Ohio Creates Incentives to Proactively Adopt Cybersecurity Programs

  • California Law

A new Ohio law, the Data Protection Act, incentivizes businesses and not-for-profit organizations that proactively put into place cybersecurity programs to safeguard electronic information containing identifiable information of consumers that could be used for identity theft or fraud if it were disclosed in a security breach. The law which takes effect on November 2, 2018, will provide organizations a safe harbor from consumer lawsuits if they can demonstrate that a cybersecurity program was in place when the security breach occurred. The new legislation does not expand Ohio’s requirements for breach notification or expressly create a right to sue when an individual’s information is disclosed through a security breach.

The Data Protection Act creates a safe harbor for any commercial or non-profit organization that maintains unencrypted electronic information that can be used to identify an individual and the breach of which is likely to result in a material risk of identity theft or fraud. In order to meet the requirements for the safe harbor, the organization must demonstrate that it has created, maintained and complied with a written industry recognized cybersecurity framework or program that contains administrative, technical and physical safeguards for the protection of identifiable consumer information.

The law defines an organization as having a program using an industry-recognized cybersecurity framework as the NIST Cybersecurity Framework, NIST SP-800-171, NIST 800-53, the FedRAMP Security Assessment Framework, or ISO-27001 family of information security management systems. Organizations are required to keep their cybersecurity programs up to date with their chosen framework within a year after revisions are adopted to that framework.

The legislation also permits organizations subject to federal or state data security requirements like the HIPAA Security Rule to demonstrate that it has a cybersecurity program if it meets the security requirements of the appropriate regulatory standards.
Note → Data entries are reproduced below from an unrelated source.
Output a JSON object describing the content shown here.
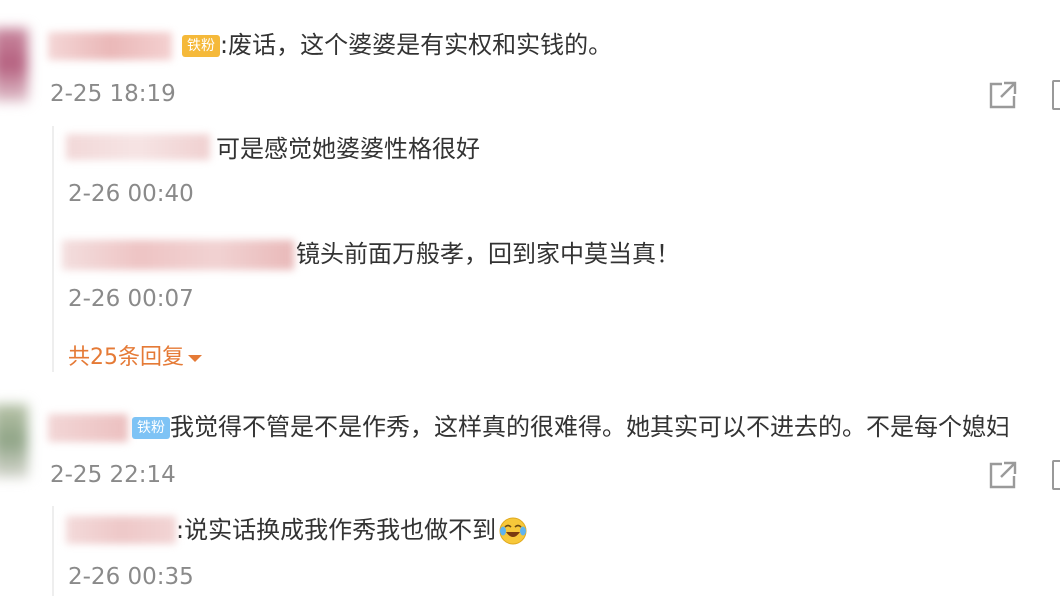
{
  "comments": [
    {
      "badge": "铁粉",
      "text": ":废话，这个婆婆是有实权和实钱的。",
      "time": "2-25 18:19",
      "replies": [
        {
          "text": "可是感觉她婆婆性格很好",
          "time": "2-26 00:40"
        },
        {
          "text": "镜头前面万般孝，回到家中莫当真！",
          "time": "2-26 00:07"
        }
      ],
      "more_replies": "共25条回复"
    },
    {
      "badge": "铁粉",
      "text": "我觉得不管是不是作秀，这样真的很难得。她其实可以不进去的。不是每个媳妇",
      "time": "2-25 22:14",
      "replies": [
        {
          "text": ":说实话换成我作秀我也做不到",
          "time": "2-26 00:35"
        }
      ]
    }
  ],
  "colors": {
    "time": "#8a8a8a",
    "more_link": "#e57a36",
    "badge_gold": "#f5b93a",
    "badge_blue": "#7ec3f5"
  },
  "icons": [
    "share-icon",
    "more-icon",
    "laughing-crying-emoji"
  ]
}
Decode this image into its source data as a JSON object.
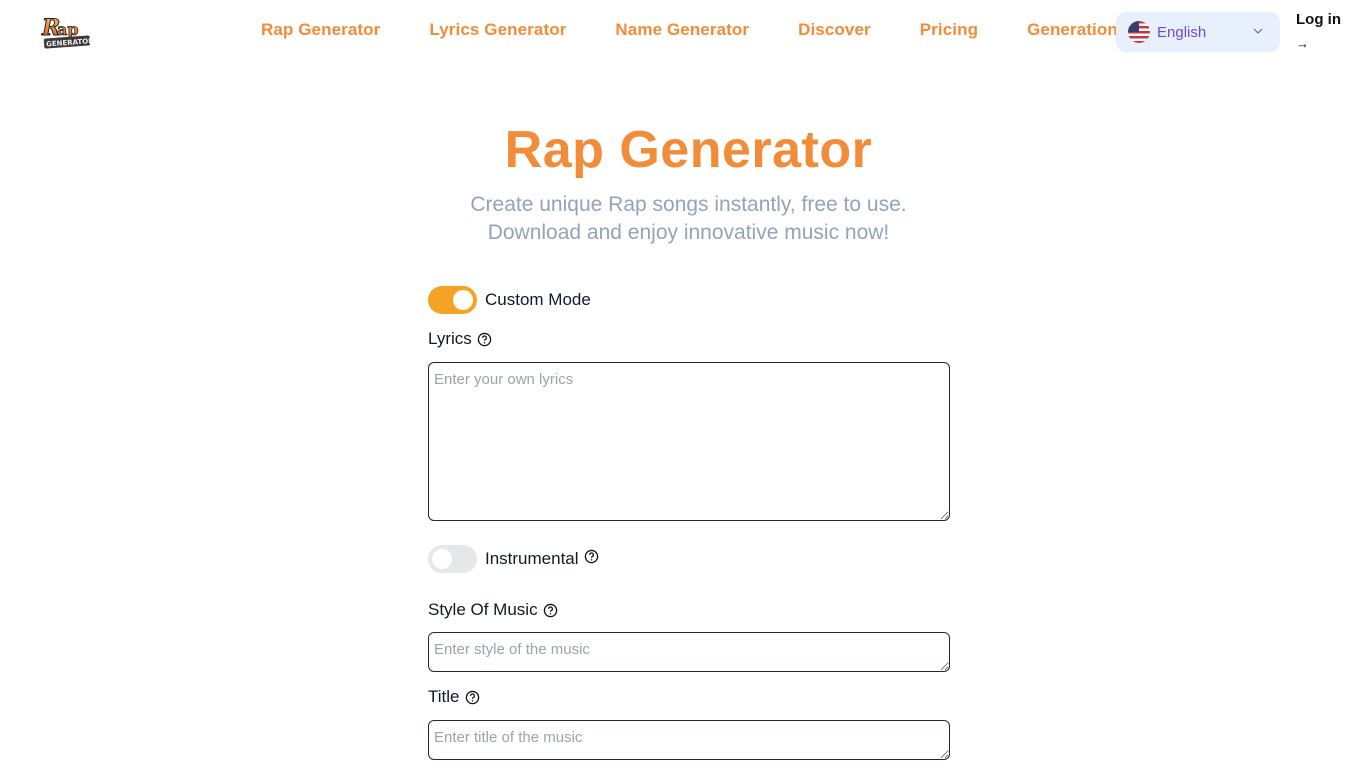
{
  "header": {
    "logo_alt": "Rap Generator",
    "nav": [
      {
        "label": "Rap Generator"
      },
      {
        "label": "Lyrics Generator"
      },
      {
        "label": "Name Generator"
      },
      {
        "label": "Discover"
      },
      {
        "label": "Pricing"
      },
      {
        "label": "Generation"
      }
    ],
    "language": {
      "selected": "English",
      "flag_icon": "us-flag-icon"
    },
    "login": {
      "label": "Log in",
      "arrow": "→"
    }
  },
  "hero": {
    "title": "Rap Generator",
    "subtitle_line1": "Create unique Rap songs instantly, free to use.",
    "subtitle_line2": "Download and enjoy innovative music now!"
  },
  "form": {
    "custom_mode": {
      "label": "Custom Mode",
      "on": true
    },
    "lyrics": {
      "label": "Lyrics",
      "placeholder": "Enter your own lyrics",
      "value": ""
    },
    "instrumental": {
      "label": "Instrumental",
      "on": false
    },
    "style": {
      "label": "Style Of Music",
      "placeholder": "Enter style of the music",
      "value": ""
    },
    "title": {
      "label": "Title",
      "placeholder": "Enter title of the music",
      "value": ""
    }
  },
  "colors": {
    "accent": "#f28c38",
    "toggle_on": "#f5a324",
    "language_bg": "#e8effd",
    "language_text": "#6d4bd8",
    "subtitle": "#94a3b8"
  }
}
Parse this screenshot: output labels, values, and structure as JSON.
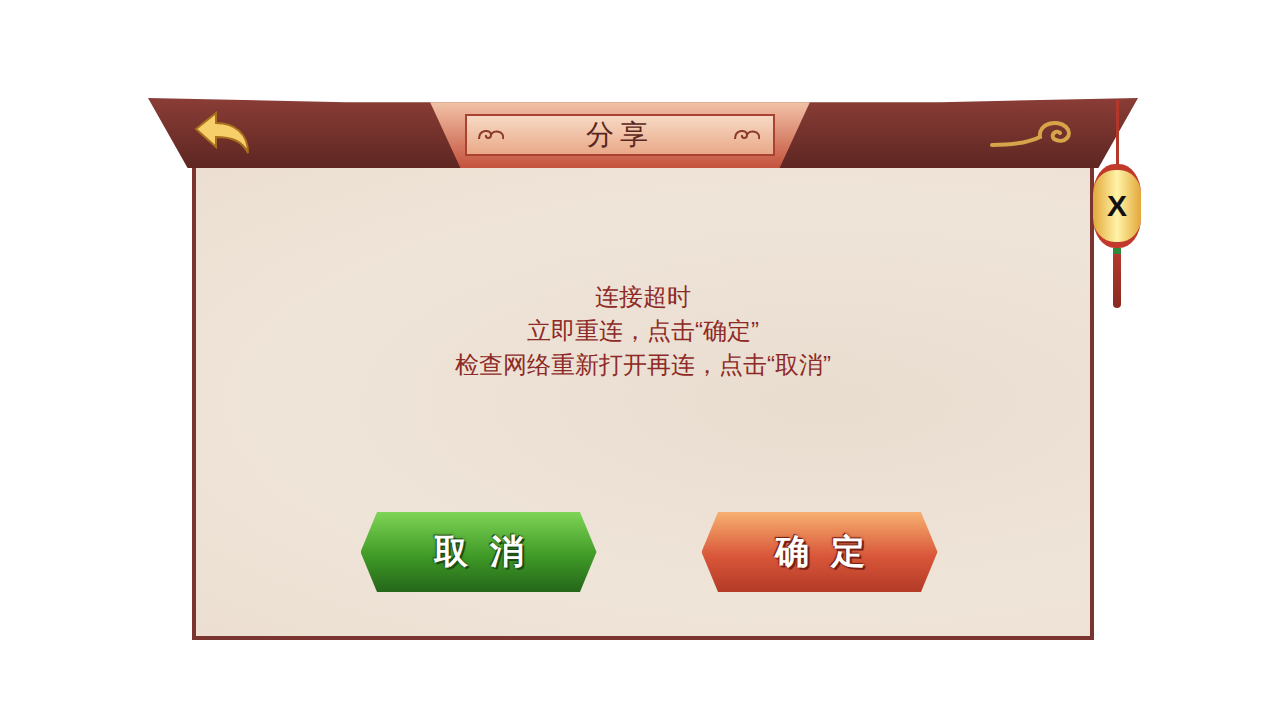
{
  "dialog": {
    "title": "分享",
    "message": [
      "连接超时",
      "立即重连，点击“确定”",
      "检查网络重新打开再连，点击“取消”"
    ],
    "close_label": "X",
    "buttons": [
      {
        "label": "取消",
        "kind": "cancel"
      },
      {
        "label": "确定",
        "kind": "confirm"
      }
    ]
  }
}
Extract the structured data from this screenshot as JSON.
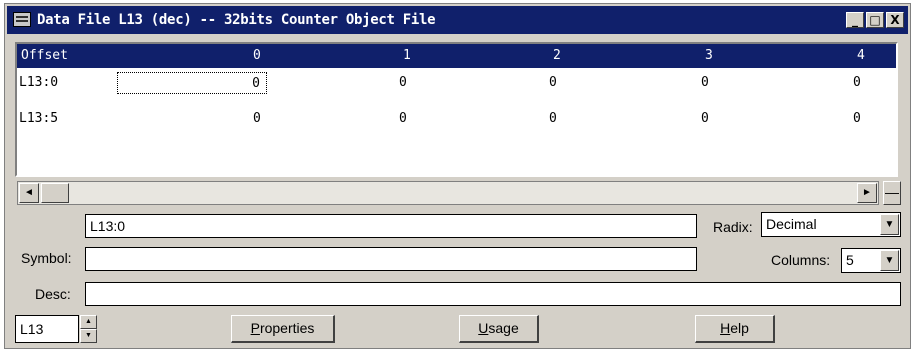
{
  "window": {
    "title": "Data File L13 (dec) -- 32bits Counter Object File",
    "controls": {
      "minimize": "_",
      "maximize": "□",
      "close": "X"
    }
  },
  "grid": {
    "header_label": "Offset",
    "columns": [
      "0",
      "1",
      "2",
      "3",
      "4"
    ],
    "rows": [
      {
        "label": "L13:0",
        "values": [
          "0",
          "0",
          "0",
          "0",
          "0"
        ]
      },
      {
        "label": "L13:5",
        "values": [
          "0",
          "0",
          "0",
          "0",
          "0"
        ]
      }
    ],
    "selected_row": 0,
    "selected_col": 0
  },
  "scrollbar": {
    "left_arrow": "◄",
    "right_arrow": "►",
    "split": "—"
  },
  "address": {
    "value": "L13:0"
  },
  "radix": {
    "label": "Radix:",
    "value": "Decimal"
  },
  "symbol": {
    "label": "Symbol:",
    "value": ""
  },
  "columns_select": {
    "label": "Columns:",
    "value": "5"
  },
  "desc": {
    "label": "Desc:",
    "value": ""
  },
  "file_selector": {
    "value": "L13",
    "up": "▲",
    "down": "▼"
  },
  "buttons": {
    "properties": {
      "accel": "P",
      "rest": "roperties"
    },
    "usage": {
      "accel": "U",
      "rest": "sage"
    },
    "help": {
      "accel": "H",
      "rest": "elp"
    }
  },
  "colors": {
    "title_bg": "#10206b",
    "header_bg": "#10206b",
    "face": "#d4d0c8"
  }
}
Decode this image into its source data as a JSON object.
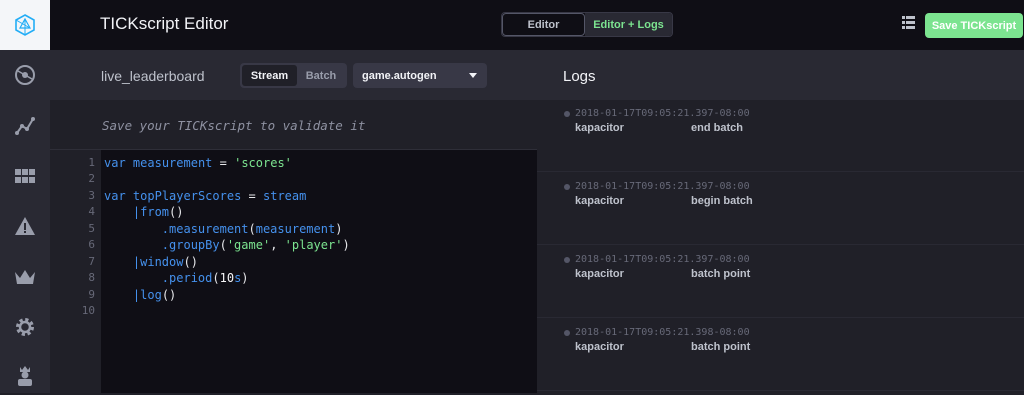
{
  "header": {
    "title": "TICKscript Editor",
    "view_toggle": {
      "editor": "Editor",
      "editor_logs": "Editor + Logs"
    },
    "save_button": "Save TICKscript"
  },
  "editor": {
    "script_name": "live_leaderboard",
    "type_toggle": {
      "stream": "Stream",
      "batch": "Batch",
      "selected": "Stream"
    },
    "database": "game.autogen",
    "validation_message": "Save your TICKscript to validate it",
    "line_numbers": [
      "1",
      "2",
      "3",
      "4",
      "5",
      "6",
      "7",
      "8",
      "9",
      "10"
    ]
  },
  "logs": {
    "title": "Logs",
    "entries": [
      {
        "timestamp": "2018-01-17T09:05:21.397-08:00",
        "service": "kapacitor",
        "message": "end batch"
      },
      {
        "timestamp": "2018-01-17T09:05:21.397-08:00",
        "service": "kapacitor",
        "message": "begin batch"
      },
      {
        "timestamp": "2018-01-17T09:05:21.397-08:00",
        "service": "kapacitor",
        "message": "batch point"
      },
      {
        "timestamp": "2018-01-17T09:05:21.398-08:00",
        "service": "kapacitor",
        "message": "batch point"
      }
    ]
  },
  "icons": {
    "logo": "chronograf-logo-icon",
    "nav": [
      "dashboard-graph-icon",
      "graph-icon",
      "table-grid-icon",
      "alert-triangle-icon",
      "crown-icon",
      "gear-icon",
      "user-icon"
    ],
    "list": "list-icon"
  },
  "colors": {
    "accent_green": "#7ce490",
    "accent_blue": "#4591ed"
  }
}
However, a health care organization subject to the HIPAA Security Rule would bear the burden of proving its compliance with the Security Rule in any action brought for damages as a result of a security breach of person’s identifiable information that results in identity theft or fraud.

CynergisTek offers comprehensive information security risk assessments of your cybersecurity program using the NIST Cybersecurity Framework as well as other industry recognized frameworks. Contact us for more information.

September 11th, 2018|

About the Author:

David Holtzman
Considered a subject matter expert in health information privacy policy and compliance issues involving the HIPAA Privacy, Security and Breach Notification Rules, David Holtzman was a senior advisor at OCR before joining the team at CynergisTek. He also previously served as the privacy & security officer for Kaiser Permanente’s Mid-Atlantic Region.